April jobs miss estimates by 40,000, with nearly all going all new jobs going to elderly

As today’s polar opposite Wall Street paradigm extorts, bad news is good news for banks, corporations, and investors.  And with today’s massive drop in new jobs for the month of April in relation to analyst expectations, the ‘good news’ is that chances of a Fed rate hike in June have now dropped to almost zero.

But for the rest of the American people, bad news is always bad news, and underlying the 140,000 new jobs ‘created’ by the economy last month, those who need employment the most lost positions while those who need it the least, gained.

In addition to the troubling trend revealed by the yet again declining labor participation rate as a result of hundreds of thousands of Americans dropping out of the labor force (and lack of entrants), one other recurring concern we have had with the jobs report is that new job growth has disproportionately gone to elderly workers, those 55 and over at the expense of young (16-24) and prime aged (25-54) workers.

This trend reverted itself in April. As the chart below shows, in April the household survey showed that when broken down by age group, a grand total of 270K jobs were lost, but it was the composition that was the issue because once again it was the prime-aged workers that took the brunt of the job cuts, as a whopping 284K workers aged 25-54 lost their jobs in the past month.

This means that while total workers aged between 16 and 54 are still some 3.5 million below where they were in December of 2007, during the same period workers aged 55 and over have grown by a whopping 8.1 million to a new all time high of 34.4 million, and as of this moment the oldest worker group comprises a record 22.8% of the total number of workers (per the Establishment survey) of 151 million. – Zerohedge

The majority of jobs created in April were once again part-time temporary hires in the service sectors of business services, education and health, and of course, hospitality and leisure (bartenders and burger flippers), with decent paying jobs like manufacturing losing thousands of positions.

None of today’s jobs data provide even the least amount of validation that the economy is doing well, and that the underlying problems beholden to the millennial generation are in fact growing to worse levels than ever before.  And it should be no wonder why the 94 million Americans out of work who are no longer even counted by the government should even bother to try to find a job, because in the end it is more prudent to subsist on welfare than it is to work 40 hours a week earning much less than they can get from free benefits.

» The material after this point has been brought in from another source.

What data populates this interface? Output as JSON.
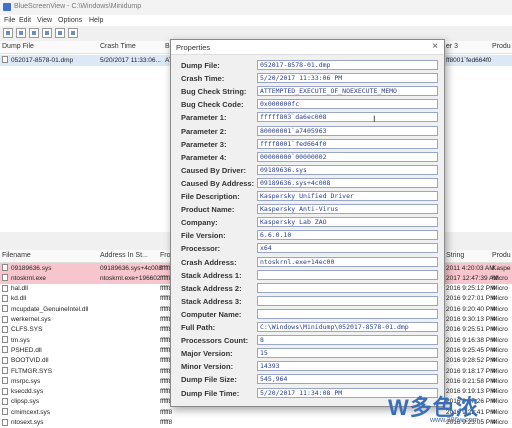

Kenneth Schortgen Jr is a writer for Secretsofthefed.comExaminer.com,Roguemoney.net, and To the Death Media, and hosts the popular web blog, The Daily Economist. Ken can also be heard Wednesday afternoons giving an weekly economic report on the Angel Clark radio show.